**Source information**
--*--

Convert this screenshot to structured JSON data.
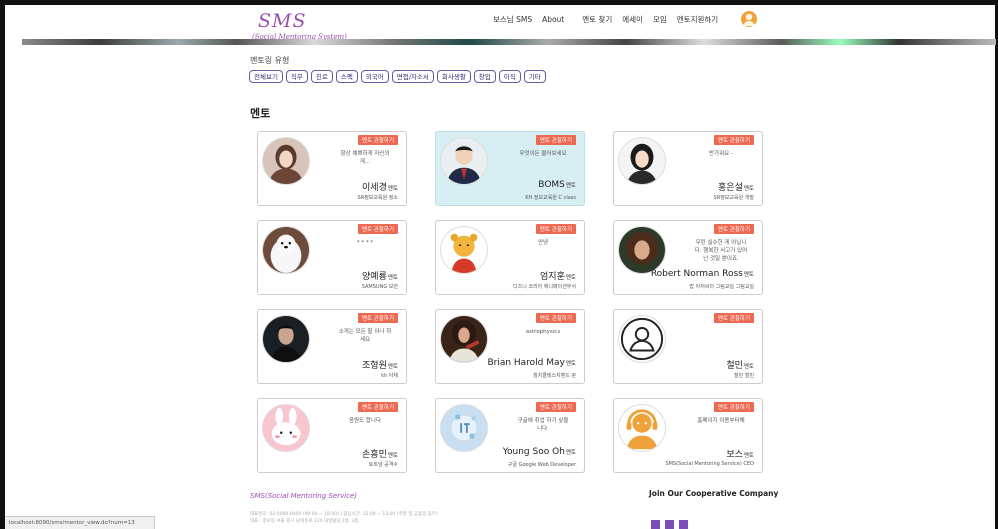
{
  "header": {
    "logo_title": "SMS",
    "logo_sub": "(Social Mentoring System)",
    "nav": [
      "보스님 SMS",
      "About",
      "멘토 찾기",
      "에세이",
      "모임",
      "멘토지원하기"
    ]
  },
  "mentoring_type": {
    "title": "멘토링 유형",
    "chips": [
      "전체보기",
      "직무",
      "진로",
      "스펙",
      "외국어",
      "면접/자소서",
      "회사생활",
      "창업",
      "이직",
      "기타"
    ]
  },
  "section_title": "멘토",
  "mentor_badge": "멘토 관찰하기",
  "mentor_suffix": "멘토",
  "mentors": [
    {
      "name": "이세경",
      "intro": "항상 예쁘하게 자신의 게...",
      "org": "SR정보교육원 정소"
    },
    {
      "name": "BOMS",
      "intro": "무엇이든 물어보세요",
      "org": "KH 정보교육원 C class"
    },
    {
      "name": "홍은설",
      "intro": "반가워요 -",
      "org": "SR정보교육원 개발"
    },
    {
      "name": "양예룡",
      "intro": "* * * *",
      "org": "SAMSUNG 보안"
    },
    {
      "name": "엄지훈",
      "intro": "안녕",
      "org": "디즈니 코리아 애니메이션부서"
    },
    {
      "name": "Robert Norman Ross",
      "intro": "우린 실수한 게 아닙니다. 행복한 사고가 있어난 것일 뿐이죠.",
      "org": "밥 아저씨의 그림교실 그림교실"
    },
    {
      "name": "조형원",
      "intro": "소개는 모든 할 이나 하세요",
      "org": "kh 아체"
    },
    {
      "name": "Brian Harold May",
      "intro": "astrophysics",
      "org": "월치클레스지벤드 퀸"
    },
    {
      "name": "철민",
      "intro": "",
      "org": "철민 철민"
    },
    {
      "name": "손흥민",
      "intro": "응원도 합니다",
      "org": "토트넘 공격수"
    },
    {
      "name": "Young Soo Oh",
      "intro": "구글에 취업 하기 싶을 니다.",
      "org": "구글 Google Web Developer"
    },
    {
      "name": "보스",
      "intro": "홈페이지 이용부터해",
      "org": "SMS(Social Mentoring Service) CEO"
    }
  ],
  "footer": {
    "brand": "SMS(Social Mentoring Service)",
    "line1": "대표번호: 02-0000-0000 (09:00 ~ 18:00) | 점심시간: 12:00 ~ 13:00 (주말 및 공휴일 휴무)",
    "line2": "대표 : 종로동 서울 중구 남대문로 120 대일빌딩 2층, 3층",
    "cooperative": "Join Our Cooperative Company"
  },
  "status_url": "localhost:8090/sms/mentor_view.do?num=13",
  "colors": {
    "brand": "#9a4fb0",
    "badge": "#ec6a52",
    "highlight": "#d7eef3",
    "chip_border": "#6a5aa6"
  }
}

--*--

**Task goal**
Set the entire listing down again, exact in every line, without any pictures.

**Output of the task**
Convert this screenshot to structured JSON data.
{
  "header": {
    "logo_title": "SMS",
    "logo_sub": "(Social Mentoring System)",
    "nav": [
      "보스님 SMS",
      "About",
      "멘토 찾기",
      "에세이",
      "모임",
      "멘토지원하기"
    ]
  },
  "mentoring_type": {
    "title": "멘토링 유형",
    "chips": [
      "전체보기",
      "직무",
      "진로",
      "스펙",
      "외국어",
      "면접/자소서",
      "회사생활",
      "창업",
      "이직",
      "기타"
    ]
  },
  "section_title": "멘토",
  "mentor_badge": "멘토 관찰하기",
  "mentor_suffix": "멘토",
  "mentors": [
    {
      "name": "이세경",
      "intro": "항상 예쁘하게 자신의 게...",
      "org": "SR정보교육원 정소"
    },
    {
      "name": "BOMS",
      "intro": "무엇이든 물어보세요",
      "org": "KH 정보교육원 C class"
    },
    {
      "name": "홍은설",
      "intro": "반가워요 -",
      "org": "SR정보교육원 개발"
    },
    {
      "name": "양예룡",
      "intro": "* * * *",
      "org": "SAMSUNG 보안"
    },
    {
      "name": "엄지훈",
      "intro": "안녕",
      "org": "디즈니 코리아 애니메이션부서"
    },
    {
      "name": "Robert Norman Ross",
      "intro": "우린 실수한 게 아닙니다. 행복한 사고가 있어난 것일 뿐이죠.",
      "org": "밥 아저씨의 그림교실 그림교실"
    },
    {
      "name": "조형원",
      "intro": "소개는 모든 할 이나 하세요",
      "org": "kh 아체"
    },
    {
      "name": "Brian Harold May",
      "intro": "astrophysics",
      "org": "월치클레스지벤드 퀸"
    },
    {
      "name": "철민",
      "intro": "",
      "org": "철민 철민"
    },
    {
      "name": "손흥민",
      "intro": "응원도 합니다",
      "org": "토트넘 공격수"
    },
    {
      "name": "Young Soo Oh",
      "intro": "구글에 취업 하기 싶을 니다.",
      "org": "구글 Google Web Developer"
    },
    {
      "name": "보스",
      "intro": "홈페이지 이용부터해",
      "org": "SMS(Social Mentoring Service) CEO"
    }
  ],
  "footer": {
    "brand": "SMS(Social Mentoring Service)",
    "line1": "대표번호: 02-0000-0000 (09:00 ~ 18:00) | 점심시간: 12:00 ~ 13:00 (주말 및 공휴일 휴무)",
    "line2": "대표 : 종로동 서울 중구 남대문로 120 대일빌딩 2층, 3층",
    "cooperative": "Join Our Cooperative Company"
  },
  "status_url": "localhost:8090/sms/mentor_view.do?num=13",
  "colors": {
    "brand": "#9a4fb0",
    "badge": "#ec6a52",
    "highlight": "#d7eef3",
    "chip_border": "#6a5aa6"
  }
}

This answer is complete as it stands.